Inés M. Talamantez, “Ethnopoetics Theory and Method A Study of ‘Isanaklesde Gotal” (PhD diss., University of California, San Diego, 1976). Talamantez’s manuscript on ‘Isanaklesde Gotal is forthcoming.

Inés Maria Talamantez, “Seeing Red: American Indian Women Speaking About Their Religious and Political Perspectives,” in In Our Own Voices: Four Centuries of American Women’s Religious Writing, ed. Rosemary Skinner Keller and Rosemary Radford Ruether (Louisville, KY: Westminster John Knox Press, 1995), 386.

Maria Catalina Talamantez, interview by author, January 10, 2020.

Wendy C. Simpson. “The Sisters of Loretto In Las Cruces: The Education of A Frontier Community, 1870-1943,” La Crónica de Nuevo México, 47 (Santa Fe, NM) May 1998.

Official Report of the Nineteenth Annual Conference of Charities and Correction (1892), 46–59. Reprinted in Richard H. Pratt, “The Advantages of Mingling Indians with Whites,” Americanizing the American Indians: Writings by the “Friends of the Indian” 1880–1900 (Cambridge, Mass.: Harvard University Press, 1973), 260–271. http://historymatters.gmu.edu/d/4929.

Linda Tuhiwai Smith, Decolonizing Methodologies: Research and Indigenous Peoples by Linda Tuhiwai Smith, 2nd Edition (London: Zed Books, 2012).

American Academy of Religion, Member Spotlight: Inés Talamantez. https://www.aarweb.org/member-spotlight-inés-talamantez)

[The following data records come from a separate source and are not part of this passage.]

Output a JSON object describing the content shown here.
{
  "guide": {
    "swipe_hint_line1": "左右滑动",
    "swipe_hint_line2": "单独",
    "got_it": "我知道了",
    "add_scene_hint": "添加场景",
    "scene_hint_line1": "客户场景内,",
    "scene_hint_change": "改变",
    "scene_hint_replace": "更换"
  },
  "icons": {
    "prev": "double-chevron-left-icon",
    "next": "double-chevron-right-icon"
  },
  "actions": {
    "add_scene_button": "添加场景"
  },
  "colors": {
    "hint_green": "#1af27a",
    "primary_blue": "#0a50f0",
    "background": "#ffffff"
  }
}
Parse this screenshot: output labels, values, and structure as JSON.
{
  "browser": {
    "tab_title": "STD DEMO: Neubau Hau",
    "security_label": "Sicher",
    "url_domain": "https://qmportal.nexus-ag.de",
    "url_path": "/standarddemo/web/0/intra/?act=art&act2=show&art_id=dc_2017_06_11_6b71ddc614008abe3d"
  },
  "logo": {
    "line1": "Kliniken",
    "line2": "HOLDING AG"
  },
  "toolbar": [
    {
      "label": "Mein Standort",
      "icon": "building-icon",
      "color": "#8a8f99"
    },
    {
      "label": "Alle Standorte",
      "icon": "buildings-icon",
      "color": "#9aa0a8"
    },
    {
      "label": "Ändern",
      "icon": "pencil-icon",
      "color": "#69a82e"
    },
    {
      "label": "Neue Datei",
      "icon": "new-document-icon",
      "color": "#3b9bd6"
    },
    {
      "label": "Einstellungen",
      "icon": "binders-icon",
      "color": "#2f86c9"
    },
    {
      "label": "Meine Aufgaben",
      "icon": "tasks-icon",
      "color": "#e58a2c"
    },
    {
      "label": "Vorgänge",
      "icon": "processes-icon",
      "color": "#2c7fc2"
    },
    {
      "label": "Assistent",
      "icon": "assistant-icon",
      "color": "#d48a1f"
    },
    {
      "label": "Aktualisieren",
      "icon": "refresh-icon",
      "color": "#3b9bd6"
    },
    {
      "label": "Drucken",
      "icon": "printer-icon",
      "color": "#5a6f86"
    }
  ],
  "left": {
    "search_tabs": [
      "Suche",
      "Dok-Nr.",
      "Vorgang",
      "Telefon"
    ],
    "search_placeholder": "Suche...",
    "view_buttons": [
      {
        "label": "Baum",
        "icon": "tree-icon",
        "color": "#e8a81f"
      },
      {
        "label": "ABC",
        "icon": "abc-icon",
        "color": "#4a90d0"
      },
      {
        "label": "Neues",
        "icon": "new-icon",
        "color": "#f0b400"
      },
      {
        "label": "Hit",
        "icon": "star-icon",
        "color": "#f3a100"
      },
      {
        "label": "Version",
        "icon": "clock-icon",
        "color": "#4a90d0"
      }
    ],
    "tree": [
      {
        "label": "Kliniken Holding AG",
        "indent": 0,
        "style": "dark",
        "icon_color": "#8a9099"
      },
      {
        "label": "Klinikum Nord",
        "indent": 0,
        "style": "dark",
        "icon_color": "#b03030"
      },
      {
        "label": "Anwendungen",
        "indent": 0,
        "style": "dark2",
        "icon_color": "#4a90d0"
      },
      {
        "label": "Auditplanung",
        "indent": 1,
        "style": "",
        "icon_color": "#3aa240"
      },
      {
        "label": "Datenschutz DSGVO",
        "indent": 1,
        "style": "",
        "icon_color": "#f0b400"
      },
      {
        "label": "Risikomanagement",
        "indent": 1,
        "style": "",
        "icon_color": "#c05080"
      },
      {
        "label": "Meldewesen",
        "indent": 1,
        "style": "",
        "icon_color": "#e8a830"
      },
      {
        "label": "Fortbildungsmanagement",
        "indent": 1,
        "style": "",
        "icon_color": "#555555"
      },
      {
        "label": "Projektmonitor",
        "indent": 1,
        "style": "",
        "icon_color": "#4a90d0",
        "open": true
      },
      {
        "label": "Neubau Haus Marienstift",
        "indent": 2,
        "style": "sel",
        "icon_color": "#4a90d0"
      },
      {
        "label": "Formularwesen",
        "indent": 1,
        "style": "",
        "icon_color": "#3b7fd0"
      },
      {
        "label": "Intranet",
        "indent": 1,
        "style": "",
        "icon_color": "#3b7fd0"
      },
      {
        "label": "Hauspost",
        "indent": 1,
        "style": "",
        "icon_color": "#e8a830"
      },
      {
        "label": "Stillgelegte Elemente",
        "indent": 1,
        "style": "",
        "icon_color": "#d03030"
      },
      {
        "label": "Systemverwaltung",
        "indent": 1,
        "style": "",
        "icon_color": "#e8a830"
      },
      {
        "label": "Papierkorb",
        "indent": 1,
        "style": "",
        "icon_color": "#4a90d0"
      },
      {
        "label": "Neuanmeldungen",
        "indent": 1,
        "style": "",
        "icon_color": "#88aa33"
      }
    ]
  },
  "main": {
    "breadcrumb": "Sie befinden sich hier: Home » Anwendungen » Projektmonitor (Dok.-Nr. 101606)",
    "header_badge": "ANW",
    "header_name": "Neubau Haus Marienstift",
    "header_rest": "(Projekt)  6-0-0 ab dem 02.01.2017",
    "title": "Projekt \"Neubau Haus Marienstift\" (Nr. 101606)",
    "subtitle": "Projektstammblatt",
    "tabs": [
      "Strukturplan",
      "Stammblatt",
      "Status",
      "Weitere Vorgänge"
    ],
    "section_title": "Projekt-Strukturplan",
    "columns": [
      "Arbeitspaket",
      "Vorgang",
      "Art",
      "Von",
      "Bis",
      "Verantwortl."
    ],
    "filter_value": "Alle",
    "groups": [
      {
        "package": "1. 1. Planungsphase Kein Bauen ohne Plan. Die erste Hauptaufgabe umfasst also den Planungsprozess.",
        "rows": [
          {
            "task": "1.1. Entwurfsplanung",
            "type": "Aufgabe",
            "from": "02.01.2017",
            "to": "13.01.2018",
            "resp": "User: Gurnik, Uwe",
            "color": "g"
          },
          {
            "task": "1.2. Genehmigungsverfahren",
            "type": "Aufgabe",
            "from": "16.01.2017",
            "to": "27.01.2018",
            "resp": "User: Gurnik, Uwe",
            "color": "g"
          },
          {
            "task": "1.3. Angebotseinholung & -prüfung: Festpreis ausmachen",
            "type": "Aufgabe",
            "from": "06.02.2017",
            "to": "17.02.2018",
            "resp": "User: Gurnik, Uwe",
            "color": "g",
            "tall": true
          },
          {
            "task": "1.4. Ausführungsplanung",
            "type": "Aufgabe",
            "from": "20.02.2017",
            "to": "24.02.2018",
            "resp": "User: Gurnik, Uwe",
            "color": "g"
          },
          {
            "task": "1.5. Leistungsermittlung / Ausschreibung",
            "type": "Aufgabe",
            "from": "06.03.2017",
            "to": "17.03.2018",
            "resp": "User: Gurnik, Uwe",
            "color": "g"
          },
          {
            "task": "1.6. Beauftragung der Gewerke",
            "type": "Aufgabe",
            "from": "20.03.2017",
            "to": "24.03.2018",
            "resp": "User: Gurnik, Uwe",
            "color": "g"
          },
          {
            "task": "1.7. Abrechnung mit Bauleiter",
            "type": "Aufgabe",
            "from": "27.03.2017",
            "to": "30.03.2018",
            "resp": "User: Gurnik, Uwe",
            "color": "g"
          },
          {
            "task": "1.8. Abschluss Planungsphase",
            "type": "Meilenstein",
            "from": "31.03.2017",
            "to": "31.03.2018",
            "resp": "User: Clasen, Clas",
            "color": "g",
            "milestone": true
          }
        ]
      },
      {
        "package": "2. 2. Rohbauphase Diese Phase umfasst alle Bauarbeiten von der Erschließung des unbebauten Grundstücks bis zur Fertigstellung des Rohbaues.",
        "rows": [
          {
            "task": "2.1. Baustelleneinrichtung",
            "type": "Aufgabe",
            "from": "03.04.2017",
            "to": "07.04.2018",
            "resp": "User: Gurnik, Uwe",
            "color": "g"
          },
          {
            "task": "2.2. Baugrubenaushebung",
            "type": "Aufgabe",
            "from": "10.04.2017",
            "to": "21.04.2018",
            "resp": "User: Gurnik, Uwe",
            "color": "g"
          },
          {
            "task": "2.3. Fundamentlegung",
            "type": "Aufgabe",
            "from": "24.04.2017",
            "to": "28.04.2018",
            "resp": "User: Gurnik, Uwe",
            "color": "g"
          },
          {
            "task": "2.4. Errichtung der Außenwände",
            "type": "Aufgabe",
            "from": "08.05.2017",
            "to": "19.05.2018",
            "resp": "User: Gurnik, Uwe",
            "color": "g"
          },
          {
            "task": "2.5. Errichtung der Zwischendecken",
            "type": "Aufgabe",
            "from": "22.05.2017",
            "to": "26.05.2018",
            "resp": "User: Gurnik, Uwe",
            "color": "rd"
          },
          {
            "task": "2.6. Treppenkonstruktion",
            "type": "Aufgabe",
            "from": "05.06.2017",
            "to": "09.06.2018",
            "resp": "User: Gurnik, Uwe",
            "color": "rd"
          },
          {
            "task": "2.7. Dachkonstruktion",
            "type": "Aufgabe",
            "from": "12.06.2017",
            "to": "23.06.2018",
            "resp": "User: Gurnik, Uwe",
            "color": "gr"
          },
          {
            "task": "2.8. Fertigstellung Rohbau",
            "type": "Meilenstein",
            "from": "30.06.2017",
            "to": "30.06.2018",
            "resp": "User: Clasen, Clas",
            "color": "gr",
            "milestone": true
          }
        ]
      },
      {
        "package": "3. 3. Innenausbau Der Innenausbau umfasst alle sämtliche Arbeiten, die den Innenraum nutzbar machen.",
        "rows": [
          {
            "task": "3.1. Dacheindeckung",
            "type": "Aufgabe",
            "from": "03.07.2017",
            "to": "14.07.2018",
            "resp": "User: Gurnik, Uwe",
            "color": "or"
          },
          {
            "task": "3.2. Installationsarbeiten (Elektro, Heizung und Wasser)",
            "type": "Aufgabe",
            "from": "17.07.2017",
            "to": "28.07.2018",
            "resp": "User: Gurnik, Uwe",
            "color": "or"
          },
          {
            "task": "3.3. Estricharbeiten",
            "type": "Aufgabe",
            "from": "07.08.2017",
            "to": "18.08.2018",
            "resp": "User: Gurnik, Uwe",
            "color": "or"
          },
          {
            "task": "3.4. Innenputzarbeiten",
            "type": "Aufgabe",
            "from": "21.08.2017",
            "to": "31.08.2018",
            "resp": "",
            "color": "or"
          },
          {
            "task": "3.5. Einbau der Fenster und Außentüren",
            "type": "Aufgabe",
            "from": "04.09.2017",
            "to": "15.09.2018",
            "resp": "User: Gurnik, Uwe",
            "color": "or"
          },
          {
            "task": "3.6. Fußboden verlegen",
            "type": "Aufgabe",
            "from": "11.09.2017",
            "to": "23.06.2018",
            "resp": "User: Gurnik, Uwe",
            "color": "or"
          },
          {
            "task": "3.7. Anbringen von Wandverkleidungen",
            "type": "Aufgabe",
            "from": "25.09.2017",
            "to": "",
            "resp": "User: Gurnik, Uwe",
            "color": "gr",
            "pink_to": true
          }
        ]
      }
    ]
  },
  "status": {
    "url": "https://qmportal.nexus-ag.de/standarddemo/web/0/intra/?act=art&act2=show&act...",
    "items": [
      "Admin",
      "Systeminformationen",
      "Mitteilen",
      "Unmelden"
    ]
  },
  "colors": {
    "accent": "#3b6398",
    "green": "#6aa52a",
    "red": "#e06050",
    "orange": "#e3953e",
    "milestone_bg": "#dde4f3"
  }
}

Emily Grace Brolaski is a PhD student in the Department of History at the University of California, Riverside. She has a B.A. in History with a minor in American Indian and Indigenous Studies from the University of California, Santa Barbara. Much like her grandmother, her research interests stem from her identity as a mixed-race woman of Apache descent. Put broadly, her research focuses on Native American history, especially regarding women’s roles in resistance and activism in the 20th century.